Problem to solve:
Look through the data for the string "html". Copy every line where it is found.
# # # # # # #
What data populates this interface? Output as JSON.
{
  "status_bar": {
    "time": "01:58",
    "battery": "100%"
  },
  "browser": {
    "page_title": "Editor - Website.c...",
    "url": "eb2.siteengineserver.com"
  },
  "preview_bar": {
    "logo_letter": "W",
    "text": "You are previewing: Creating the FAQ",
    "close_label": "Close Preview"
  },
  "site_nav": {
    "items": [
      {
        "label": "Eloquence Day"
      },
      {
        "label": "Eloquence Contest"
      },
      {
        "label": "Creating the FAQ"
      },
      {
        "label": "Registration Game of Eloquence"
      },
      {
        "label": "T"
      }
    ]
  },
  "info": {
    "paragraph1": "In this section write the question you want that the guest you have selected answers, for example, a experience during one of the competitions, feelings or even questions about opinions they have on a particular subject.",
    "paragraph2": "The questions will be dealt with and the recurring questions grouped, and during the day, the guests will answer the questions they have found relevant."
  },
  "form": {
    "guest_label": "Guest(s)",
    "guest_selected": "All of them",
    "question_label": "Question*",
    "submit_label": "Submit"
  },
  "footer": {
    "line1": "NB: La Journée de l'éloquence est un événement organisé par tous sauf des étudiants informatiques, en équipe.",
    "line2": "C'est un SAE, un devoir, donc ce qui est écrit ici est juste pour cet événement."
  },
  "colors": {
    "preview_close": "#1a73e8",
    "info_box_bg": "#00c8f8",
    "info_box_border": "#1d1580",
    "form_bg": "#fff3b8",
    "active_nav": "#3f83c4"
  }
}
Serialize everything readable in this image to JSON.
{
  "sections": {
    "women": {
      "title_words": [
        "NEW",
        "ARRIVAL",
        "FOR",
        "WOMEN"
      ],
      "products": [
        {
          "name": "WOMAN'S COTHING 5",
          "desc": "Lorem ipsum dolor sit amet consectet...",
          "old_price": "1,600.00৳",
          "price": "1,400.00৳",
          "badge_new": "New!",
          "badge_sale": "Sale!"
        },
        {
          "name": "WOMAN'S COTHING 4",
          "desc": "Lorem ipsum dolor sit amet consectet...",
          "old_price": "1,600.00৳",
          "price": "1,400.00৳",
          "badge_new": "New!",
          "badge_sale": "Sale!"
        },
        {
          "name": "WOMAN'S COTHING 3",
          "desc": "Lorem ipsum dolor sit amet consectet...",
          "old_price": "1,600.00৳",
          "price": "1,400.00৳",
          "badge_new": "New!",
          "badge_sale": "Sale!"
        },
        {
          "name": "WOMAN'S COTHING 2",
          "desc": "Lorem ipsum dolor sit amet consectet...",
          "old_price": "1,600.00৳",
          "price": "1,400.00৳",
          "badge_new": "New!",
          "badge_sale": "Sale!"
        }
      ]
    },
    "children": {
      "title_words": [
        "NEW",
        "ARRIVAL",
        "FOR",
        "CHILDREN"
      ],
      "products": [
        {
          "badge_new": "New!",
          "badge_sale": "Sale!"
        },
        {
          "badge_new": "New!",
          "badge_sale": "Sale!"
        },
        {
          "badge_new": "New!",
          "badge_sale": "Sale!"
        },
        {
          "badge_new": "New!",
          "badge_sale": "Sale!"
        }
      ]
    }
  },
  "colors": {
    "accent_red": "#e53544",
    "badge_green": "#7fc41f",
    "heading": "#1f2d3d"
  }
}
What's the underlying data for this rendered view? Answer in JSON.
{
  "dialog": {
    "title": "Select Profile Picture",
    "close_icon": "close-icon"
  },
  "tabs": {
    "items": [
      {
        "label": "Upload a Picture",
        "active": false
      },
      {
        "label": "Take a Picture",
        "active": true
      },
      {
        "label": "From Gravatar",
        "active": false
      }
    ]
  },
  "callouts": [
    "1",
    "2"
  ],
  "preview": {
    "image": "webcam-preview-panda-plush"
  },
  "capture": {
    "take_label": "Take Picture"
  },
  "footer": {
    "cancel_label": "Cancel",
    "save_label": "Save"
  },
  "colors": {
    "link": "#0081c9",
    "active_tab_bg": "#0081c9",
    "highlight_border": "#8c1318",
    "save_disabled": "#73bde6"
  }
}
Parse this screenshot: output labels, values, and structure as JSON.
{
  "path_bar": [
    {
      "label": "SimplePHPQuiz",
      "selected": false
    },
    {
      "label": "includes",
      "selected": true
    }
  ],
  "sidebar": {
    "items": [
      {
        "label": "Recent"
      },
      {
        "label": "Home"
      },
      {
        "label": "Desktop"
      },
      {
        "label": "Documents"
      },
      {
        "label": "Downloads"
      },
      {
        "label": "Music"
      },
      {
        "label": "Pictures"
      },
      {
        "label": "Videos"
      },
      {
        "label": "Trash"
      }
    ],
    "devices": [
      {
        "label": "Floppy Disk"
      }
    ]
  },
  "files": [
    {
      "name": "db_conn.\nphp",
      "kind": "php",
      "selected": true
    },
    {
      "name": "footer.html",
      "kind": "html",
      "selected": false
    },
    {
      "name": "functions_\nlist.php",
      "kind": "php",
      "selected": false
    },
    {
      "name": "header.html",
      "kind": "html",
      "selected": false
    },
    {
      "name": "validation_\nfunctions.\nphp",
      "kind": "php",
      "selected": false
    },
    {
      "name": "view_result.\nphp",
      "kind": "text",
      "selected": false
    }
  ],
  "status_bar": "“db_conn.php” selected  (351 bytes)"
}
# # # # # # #
Result of the task:
      "name": "footer.html",
      "kind": "html",
      "name": "header.html",
      "kind": "html",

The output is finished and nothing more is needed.